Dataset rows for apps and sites
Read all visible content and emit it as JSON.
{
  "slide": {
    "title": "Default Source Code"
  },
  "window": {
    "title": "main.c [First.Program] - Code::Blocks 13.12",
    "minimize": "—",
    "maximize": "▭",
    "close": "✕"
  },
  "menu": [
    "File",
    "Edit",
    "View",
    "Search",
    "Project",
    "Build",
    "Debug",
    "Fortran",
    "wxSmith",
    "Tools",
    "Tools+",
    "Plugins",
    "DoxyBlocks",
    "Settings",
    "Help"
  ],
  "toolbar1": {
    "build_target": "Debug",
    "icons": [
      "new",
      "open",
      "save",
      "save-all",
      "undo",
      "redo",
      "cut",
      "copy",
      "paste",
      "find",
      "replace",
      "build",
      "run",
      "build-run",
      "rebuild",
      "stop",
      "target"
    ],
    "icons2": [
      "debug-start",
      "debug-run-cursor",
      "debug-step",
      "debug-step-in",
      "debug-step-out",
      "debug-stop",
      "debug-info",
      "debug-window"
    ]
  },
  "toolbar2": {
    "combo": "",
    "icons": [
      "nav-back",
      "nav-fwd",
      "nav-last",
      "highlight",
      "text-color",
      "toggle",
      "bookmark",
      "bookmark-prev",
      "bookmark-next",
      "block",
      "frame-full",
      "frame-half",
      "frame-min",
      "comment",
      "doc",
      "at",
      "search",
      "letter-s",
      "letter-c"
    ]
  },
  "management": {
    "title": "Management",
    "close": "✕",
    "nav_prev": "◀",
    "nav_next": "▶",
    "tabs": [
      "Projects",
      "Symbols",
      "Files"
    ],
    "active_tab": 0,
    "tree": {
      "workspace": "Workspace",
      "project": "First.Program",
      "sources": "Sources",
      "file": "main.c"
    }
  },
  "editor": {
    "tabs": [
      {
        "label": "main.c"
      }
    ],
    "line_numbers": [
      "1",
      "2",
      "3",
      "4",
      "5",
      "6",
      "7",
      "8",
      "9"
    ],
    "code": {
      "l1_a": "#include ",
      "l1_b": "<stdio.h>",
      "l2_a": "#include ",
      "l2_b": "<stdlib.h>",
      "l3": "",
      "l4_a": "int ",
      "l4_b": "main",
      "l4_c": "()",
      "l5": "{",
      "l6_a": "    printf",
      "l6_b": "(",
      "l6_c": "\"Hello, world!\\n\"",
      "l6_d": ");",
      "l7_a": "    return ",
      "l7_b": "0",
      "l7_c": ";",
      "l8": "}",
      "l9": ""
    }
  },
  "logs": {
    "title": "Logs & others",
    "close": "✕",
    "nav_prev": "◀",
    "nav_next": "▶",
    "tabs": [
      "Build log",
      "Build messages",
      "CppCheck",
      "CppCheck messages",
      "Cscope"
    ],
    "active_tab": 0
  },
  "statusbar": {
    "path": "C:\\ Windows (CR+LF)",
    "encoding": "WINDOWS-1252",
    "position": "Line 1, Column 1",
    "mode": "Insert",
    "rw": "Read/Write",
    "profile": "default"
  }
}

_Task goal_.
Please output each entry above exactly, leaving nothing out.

_Solution_.
Read all visible content and emit it as JSON.
{
  "slide": {
    "title": "Default Source Code"
  },
  "window": {
    "title": "main.c [First.Program] - Code::Blocks 13.12",
    "minimize": "—",
    "maximize": "▭",
    "close": "✕"
  },
  "menu": [
    "File",
    "Edit",
    "View",
    "Search",
    "Project",
    "Build",
    "Debug",
    "Fortran",
    "wxSmith",
    "Tools",
    "Tools+",
    "Plugins",
    "DoxyBlocks",
    "Settings",
    "Help"
  ],
  "toolbar1": {
    "build_target": "Debug",
    "icons": [
      "new",
      "open",
      "save",
      "save-all",
      "undo",
      "redo",
      "cut",
      "copy",
      "paste",
      "find",
      "replace",
      "build",
      "run",
      "build-run",
      "rebuild",
      "stop",
      "target"
    ],
    "icons2": [
      "debug-start",
      "debug-run-cursor",
      "debug-step",
      "debug-step-in",
      "debug-step-out",
      "debug-stop",
      "debug-info",
      "debug-window"
    ]
  },
  "toolbar2": {
    "combo": "",
    "icons": [
      "nav-back",
      "nav-fwd",
      "nav-last",
      "highlight",
      "text-color",
      "toggle",
      "bookmark",
      "bookmark-prev",
      "bookmark-next",
      "block",
      "frame-full",
      "frame-half",
      "frame-min",
      "comment",
      "doc",
      "at",
      "search",
      "letter-s",
      "letter-c"
    ]
  },
  "management": {
    "title": "Management",
    "close": "✕",
    "nav_prev": "◀",
    "nav_next": "▶",
    "tabs": [
      "Projects",
      "Symbols",
      "Files"
    ],
    "active_tab": 0,
    "tree": {
      "workspace": "Workspace",
      "project": "First.Program",
      "sources": "Sources",
      "file": "main.c"
    }
  },
  "editor": {
    "tabs": [
      {
        "label": "main.c"
      }
    ],
    "line_numbers": [
      "1",
      "2",
      "3",
      "4",
      "5",
      "6",
      "7",
      "8",
      "9"
    ],
    "code": {
      "l1_a": "#include ",
      "l1_b": "<stdio.h>",
      "l2_a": "#include ",
      "l2_b": "<stdlib.h>",
      "l3": "",
      "l4_a": "int ",
      "l4_b": "main",
      "l4_c": "()",
      "l5": "{",
      "l6_a": "    printf",
      "l6_b": "(",
      "l6_c": "\"Hello, world!\\n\"",
      "l6_d": ");",
      "l7_a": "    return ",
      "l7_b": "0",
      "l7_c": ";",
      "l8": "}",
      "l9": ""
    }
  },
  "logs": {
    "title": "Logs & others",
    "close": "✕",
    "nav_prev": "◀",
    "nav_next": "▶",
    "tabs": [
      "Build log",
      "Build messages",
      "CppCheck",
      "CppCheck messages",
      "Cscope"
    ],
    "active_tab": 0
  },
  "statusbar": {
    "path": "C:\\ Windows (CR+LF)",
    "encoding": "WINDOWS-1252",
    "position": "Line 1, Column 1",
    "mode": "Insert",
    "rw": "Read/Write",
    "profile": "default"
  }
}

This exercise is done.